I started a bitbucket account. You can get the source code or clone the repo from here:

https://bitbucket.org/troy_williams/hg_utilities/overview

# Use Winscp to sync files from Windows to Linux

Recently I upgraded my work laptop to Windows 7. At that time I didn’t want to use the previous sync methods that I have blogged about. I wanted to use something simpler (read easier to install and maintain between different machines). After doing some research I settled on using winscp. Winscp supports folder sync operations through a command line. Winscp takes a simple text file listing the commands that it is to execute. This process can be automated on Windows using batches, one to pull changes and the other to push changes.

Create a text file called ‘pull_changes.txt’ and add the following code:

#Pull changes from the remote folder to the local folder
#http://winscp.net/eng/docs/scriptcommand_synchronize

#open a connection to the server specifying the name of the server

#open scp://server.home.com:3687 -privatekey=C:\location\to\private\key.ppk

#open a connection to the server using a saved winscp session

open troy@server.home.com -privatekey=C:\location\to\private\key.ppk

#local folder: C:\Users\troy.williams\Documents\home sync

#remote folder: /home/troy/home sync

# Synchronize my folders, pulling changes from the remote to the local

synchronize local "C:\Users\troy.williams\Documents\home sync" "/home/troy/home sync"

#close the session

close

#exit the scripting environment

exit


Here is the push script, save the lines to a text file called ‘push_changes.txt’:

#push changes from the local folder to the remote folder
#http://winscp.net/eng/docs/scriptcommand_synchronize

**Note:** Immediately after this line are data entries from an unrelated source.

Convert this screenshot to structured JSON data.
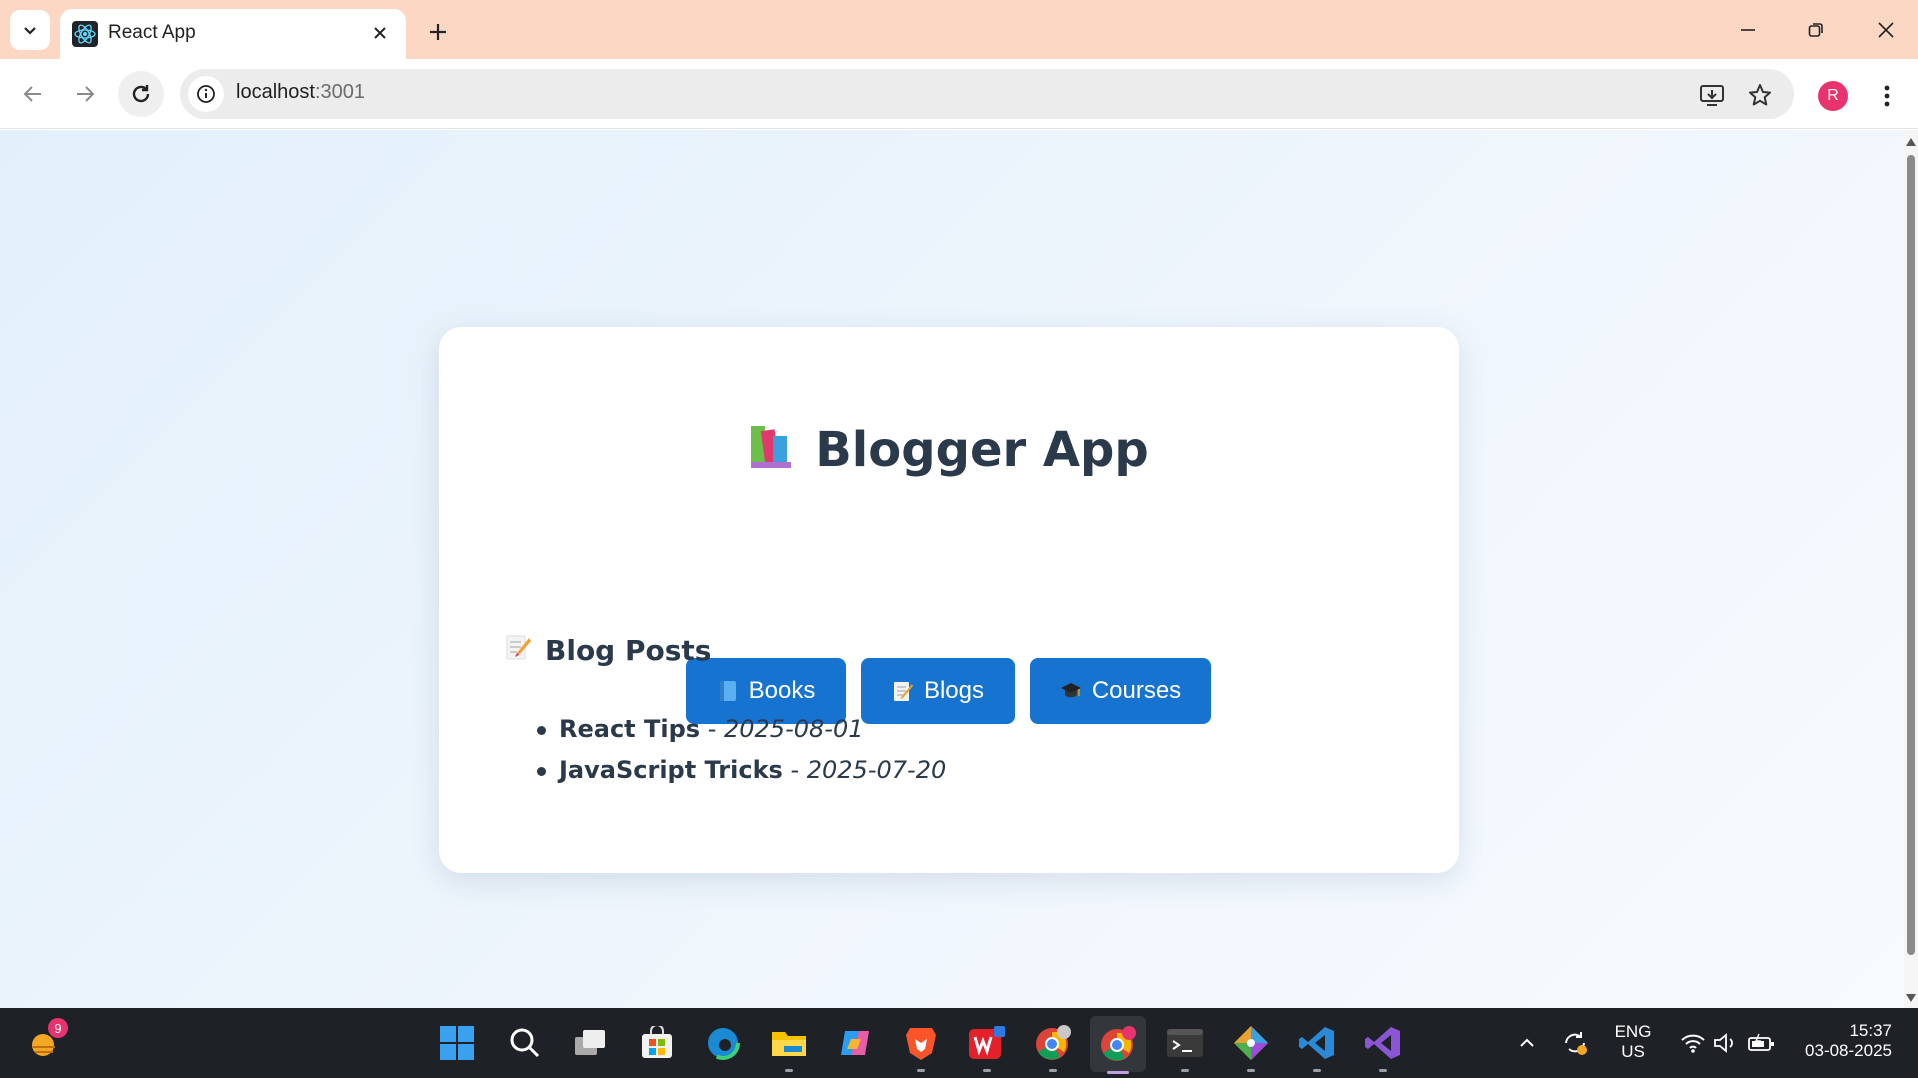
{
  "browser": {
    "tab_title": "React App",
    "url_host": "localhost",
    "url_port": ":3001",
    "profile_initial": "R"
  },
  "app": {
    "title": "Blogger App",
    "nav_buttons": [
      {
        "label": "Books"
      },
      {
        "label": "Blogs"
      },
      {
        "label": "Courses"
      }
    ],
    "section_title": "Blog Posts",
    "posts": [
      {
        "title": "React Tips",
        "separator": " - ",
        "date": "2025-08-01"
      },
      {
        "title": "JavaScript Tricks",
        "separator": " - ",
        "date": "2025-07-20"
      }
    ]
  },
  "taskbar": {
    "notification_count": "9",
    "language": "ENG",
    "region": "US",
    "time": "15:37",
    "date": "03-08-2025"
  },
  "colors": {
    "tabstrip": "#fcd8c4",
    "button": "#1674d0",
    "heading": "#2a3a4a",
    "profile": "#e8336e"
  }
}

#open a connection to the server specifying the name of the server

#open scp://server.home.com:10000 -privatekey=C:\location\to\private\key.ppk

#open a connection to the server using a saved session

open troy@server.home.com -privatekey=C:\location\to\private\key.ppk

#local folder: C:\Users\troy.williams\Documents\home sync

#remote folder: /home/troy/home sync

# Synchronize my folders, pushing changes from the local to the remote

synchronize remote "C:\Users\troy.williams\Documents\home sync" "/home/troy/home sync"

#close the session

close

#exit the scripting environment

exit


Here is an example of a simple batch file that can be used to execute either of the winscp command files:

@rem --------------------------------

@rem created 2011-08-08 copyright (c) 2011 Troy Williams

@rem This file will pull changes from my server at home

@ECHO OFF

SET WINSCPHOME=C:\Program Files (x86)\WinSCP

SET CWOLDPATH=%PATH%

SET PATH=%WINSCPHOME%;%PATH%

echo Pulling changes from the server

winscp.com /script=pull_changes.txt

pause